Upgrading And Repairing PCs 21st Edition: Flash Storage

Sony Memory Stick, ATA Flash PC Card, And xD-Picture Card

Sony Memory Stick

Sony, which is heavily involved in both laptop computers and a variety of digital cameras and camcorder products, has its own proprietary version of flash memory known as the Sony Memory Stick. This device features an erase-protection switch, which prevents accidental erasure of your photographs. Sony has also licensed Memory Stick technology to other companies, such as Lexar Media and SanDisk.

Lexar introduced the enhanced Memory Stick Pro in 2003. Memory Stick Pro includes MagicGate encryption technology, which enables digital rights management, and Lexar’s proprietary high-speed memory controller. Memory Stick Pro is sometimes referred to as MagicGate Memory Stick.

The Memory Stick Pro Duo is a reduced-size, reduced-weight version of the standard Memory Stick Pro. It can be adapted to devices designed for the Memory Stick Pro.

Sony later released “Mark 2” certified versions of the Memory Stick Pro in 2008. This certification indicated that the cards were suitable for use with AVCHD (Advanced Video Coding High Definition) recording devices. Sony also released a smaller Memory Stick Micro (also called M2) format in 2006, which was designed to compete with microSD. In 2009 Sony announced the Memory Stick XC (eXtended Capacity) format in order to compete with SDXC.

Because the Memory Stick formats are proprietary and only used in Sony devices, I recommend avoiding them wherever possible. In order to avoid using expensive and hard to find proprietary memory, make sure any device you purchase accepts industry standard memory such as SD. Fortunately, Sony’s newer devices are including support for industry standard SD memory formats in response to the negative backlash against its proprietary Memory Stick.

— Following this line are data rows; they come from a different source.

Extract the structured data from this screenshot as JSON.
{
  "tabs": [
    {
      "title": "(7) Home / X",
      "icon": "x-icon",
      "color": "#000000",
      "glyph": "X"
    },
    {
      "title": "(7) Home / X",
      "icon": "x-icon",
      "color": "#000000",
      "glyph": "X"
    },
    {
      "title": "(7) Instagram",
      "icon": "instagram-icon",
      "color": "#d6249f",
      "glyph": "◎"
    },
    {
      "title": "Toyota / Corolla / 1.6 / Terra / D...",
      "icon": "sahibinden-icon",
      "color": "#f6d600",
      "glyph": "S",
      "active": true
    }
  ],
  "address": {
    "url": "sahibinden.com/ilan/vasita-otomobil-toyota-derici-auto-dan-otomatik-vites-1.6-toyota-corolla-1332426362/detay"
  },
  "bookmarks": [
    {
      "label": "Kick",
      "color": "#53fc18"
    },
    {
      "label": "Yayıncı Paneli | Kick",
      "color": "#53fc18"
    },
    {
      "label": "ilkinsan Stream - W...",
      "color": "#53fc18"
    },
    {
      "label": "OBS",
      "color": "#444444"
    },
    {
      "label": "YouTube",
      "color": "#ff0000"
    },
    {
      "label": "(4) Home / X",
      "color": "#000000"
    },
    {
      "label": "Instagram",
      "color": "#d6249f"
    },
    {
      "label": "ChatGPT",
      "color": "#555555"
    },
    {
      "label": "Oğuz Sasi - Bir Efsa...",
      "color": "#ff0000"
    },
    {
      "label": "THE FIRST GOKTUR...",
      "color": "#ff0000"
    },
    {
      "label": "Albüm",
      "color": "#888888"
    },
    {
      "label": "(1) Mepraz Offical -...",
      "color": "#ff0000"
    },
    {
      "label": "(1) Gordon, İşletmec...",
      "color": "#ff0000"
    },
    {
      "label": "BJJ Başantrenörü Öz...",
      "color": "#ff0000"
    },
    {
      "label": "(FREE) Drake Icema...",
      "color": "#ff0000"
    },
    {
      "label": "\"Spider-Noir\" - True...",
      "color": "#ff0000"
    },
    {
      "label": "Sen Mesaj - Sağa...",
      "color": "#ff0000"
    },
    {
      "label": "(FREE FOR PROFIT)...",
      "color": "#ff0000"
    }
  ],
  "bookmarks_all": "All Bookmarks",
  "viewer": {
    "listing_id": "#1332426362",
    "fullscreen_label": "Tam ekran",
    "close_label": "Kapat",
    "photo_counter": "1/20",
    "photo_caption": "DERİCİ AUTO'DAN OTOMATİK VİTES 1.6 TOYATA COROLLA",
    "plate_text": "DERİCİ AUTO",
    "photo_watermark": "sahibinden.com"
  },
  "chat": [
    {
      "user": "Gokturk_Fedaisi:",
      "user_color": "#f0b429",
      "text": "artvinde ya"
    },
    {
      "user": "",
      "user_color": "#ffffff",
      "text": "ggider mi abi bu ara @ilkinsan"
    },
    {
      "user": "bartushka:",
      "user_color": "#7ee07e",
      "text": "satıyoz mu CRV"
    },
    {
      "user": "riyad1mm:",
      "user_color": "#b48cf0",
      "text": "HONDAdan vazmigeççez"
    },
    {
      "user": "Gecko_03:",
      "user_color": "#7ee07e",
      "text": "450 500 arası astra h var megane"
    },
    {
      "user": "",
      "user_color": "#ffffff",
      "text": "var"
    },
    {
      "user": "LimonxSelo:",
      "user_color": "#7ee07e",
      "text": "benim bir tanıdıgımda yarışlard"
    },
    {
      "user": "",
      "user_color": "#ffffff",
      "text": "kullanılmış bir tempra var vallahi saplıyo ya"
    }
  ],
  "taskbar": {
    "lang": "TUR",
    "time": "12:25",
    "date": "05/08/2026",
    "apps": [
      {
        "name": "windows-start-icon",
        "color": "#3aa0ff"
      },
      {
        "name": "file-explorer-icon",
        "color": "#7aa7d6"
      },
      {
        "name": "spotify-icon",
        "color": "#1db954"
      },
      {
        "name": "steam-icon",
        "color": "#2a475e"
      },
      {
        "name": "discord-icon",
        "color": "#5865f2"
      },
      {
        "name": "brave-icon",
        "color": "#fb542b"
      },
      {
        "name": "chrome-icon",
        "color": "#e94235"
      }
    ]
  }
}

ATA Flash PC Card

Although the PC Card (PCMCIA) form factor has been used for everything from game adapters to modems, SCSI (Small Computer Systems Interface) cards, network cards, and more, its original use was computer memory, as the old PCMCIA (Personal Computer Memory Card International Association) acronym indicated.

Unlike normal RAM modules, PC Card memory acts like a disk drive, using the PCMCIA ATA (AT Attachment) standard. PC Cards come in three thicknesses (Type I is 3.3 mm, Type II is 5 mm, and Type III is 10.5 mm), but all are 3.3-inch long by 2.13-inch wide. Type I and Type II cards are used for ATA-compliant flash memory and the newest ATA-compliant hard disks. Type III cards are used for older ATA-compliant hard disks; a Type III slot also can be used as two Type II slots.

xD-Picture Card

In July 2002, Olympus and Fujifilm, the major supporters of the SmartMedia flash memory standard for digital cameras, announced the xD-Picture Card as a much smaller, more durable replacement for SmartMedia. In addition to being about one-third the size of SmartMedia—making it the smallest flash memory format yet—xD-Picture Card media has a faster controller to enable faster image capture.

Both 16 MB and 32 MB cards (commonly packaged with cameras) record data at speeds of 1.3 MB/s, whereas 64 MB and larger cards record data at 3 MB/s. The read speed for all sizes is 5 MB/s. The media is manufactured for Olympus and Fujifilm by Toshiba, and because xD-Picture media is optimized for the differences in the cameras (Olympus’s media supports the panorama mode found in some Olympus xD-Picture cameras, for example), you should buy media that’s the same brand as your digital camera.

Just as with the proprietary Sony Memory Stick formats, I also recommend avoiding the proprietary xD-Picture card format wherever possible. Instead, I only recommend purchasing devices that use industry standard memory card formats such as SD. Because of the backlash against proprietary formats, Olympus and Fujifilm abandoned xD-Picture card in 2010.

Upgrading and Repairing PCs: 21st Edtion